Page and application data records:
=====

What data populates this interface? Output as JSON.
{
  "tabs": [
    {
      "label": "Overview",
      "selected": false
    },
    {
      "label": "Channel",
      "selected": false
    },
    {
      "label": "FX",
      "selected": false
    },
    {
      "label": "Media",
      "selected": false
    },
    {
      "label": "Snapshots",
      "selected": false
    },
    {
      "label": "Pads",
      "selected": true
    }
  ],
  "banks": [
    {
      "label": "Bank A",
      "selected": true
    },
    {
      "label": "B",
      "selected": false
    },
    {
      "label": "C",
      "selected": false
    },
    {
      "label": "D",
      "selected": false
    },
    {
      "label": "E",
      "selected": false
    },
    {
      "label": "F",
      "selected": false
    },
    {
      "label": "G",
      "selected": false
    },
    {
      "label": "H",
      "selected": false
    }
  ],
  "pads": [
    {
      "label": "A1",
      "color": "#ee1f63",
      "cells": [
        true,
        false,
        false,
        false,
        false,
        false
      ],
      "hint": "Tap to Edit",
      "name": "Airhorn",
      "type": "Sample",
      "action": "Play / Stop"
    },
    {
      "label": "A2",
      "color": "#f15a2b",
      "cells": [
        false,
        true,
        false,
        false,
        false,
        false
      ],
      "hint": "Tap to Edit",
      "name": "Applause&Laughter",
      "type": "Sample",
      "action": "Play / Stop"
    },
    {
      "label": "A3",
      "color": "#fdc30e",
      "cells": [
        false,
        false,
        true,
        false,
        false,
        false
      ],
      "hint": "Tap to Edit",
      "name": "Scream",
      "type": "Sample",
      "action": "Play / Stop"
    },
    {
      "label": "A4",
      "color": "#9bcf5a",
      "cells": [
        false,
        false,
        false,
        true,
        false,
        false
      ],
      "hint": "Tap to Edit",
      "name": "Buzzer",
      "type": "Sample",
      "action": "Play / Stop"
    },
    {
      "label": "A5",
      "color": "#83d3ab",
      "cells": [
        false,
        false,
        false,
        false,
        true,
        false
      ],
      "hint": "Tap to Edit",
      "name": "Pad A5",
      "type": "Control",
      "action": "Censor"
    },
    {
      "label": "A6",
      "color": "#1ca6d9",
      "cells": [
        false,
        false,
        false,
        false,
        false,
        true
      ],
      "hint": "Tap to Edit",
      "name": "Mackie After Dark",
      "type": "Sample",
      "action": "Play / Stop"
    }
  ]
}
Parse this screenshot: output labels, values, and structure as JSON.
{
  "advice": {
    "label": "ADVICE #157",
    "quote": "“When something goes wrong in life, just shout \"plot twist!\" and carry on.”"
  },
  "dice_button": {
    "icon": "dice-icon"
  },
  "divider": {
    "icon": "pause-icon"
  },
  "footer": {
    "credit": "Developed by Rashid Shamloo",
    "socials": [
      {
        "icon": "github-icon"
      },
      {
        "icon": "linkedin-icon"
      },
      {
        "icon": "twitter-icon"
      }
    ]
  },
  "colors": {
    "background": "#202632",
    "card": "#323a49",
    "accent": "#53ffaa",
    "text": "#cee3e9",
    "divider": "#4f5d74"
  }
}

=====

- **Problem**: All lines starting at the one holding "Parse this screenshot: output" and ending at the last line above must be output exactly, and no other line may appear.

- **Result of the exercise**:
Parse this screenshot: output labels, values, and structure as JSON.
{
  "advice": {
    "label": "ADVICE #157",
    "quote": "“When something goes wrong in life, just shout \"plot twist!\" and carry on.”"
  },
  "dice_button": {
    "icon": "dice-icon"
  },
  "divider": {
    "icon": "pause-icon"
  },
  "footer": {
    "credit": "Developed by Rashid Shamloo",
    "socials": [
      {
        "icon": "github-icon"
      },
      {
        "icon": "linkedin-icon"
      },
      {
        "icon": "twitter-icon"
      }
    ]
  },
  "colors": {
    "background": "#202632",
    "card": "#323a49",
    "accent": "#53ffaa",
    "text": "#cee3e9",
    "divider": "#4f5d74"
  }
}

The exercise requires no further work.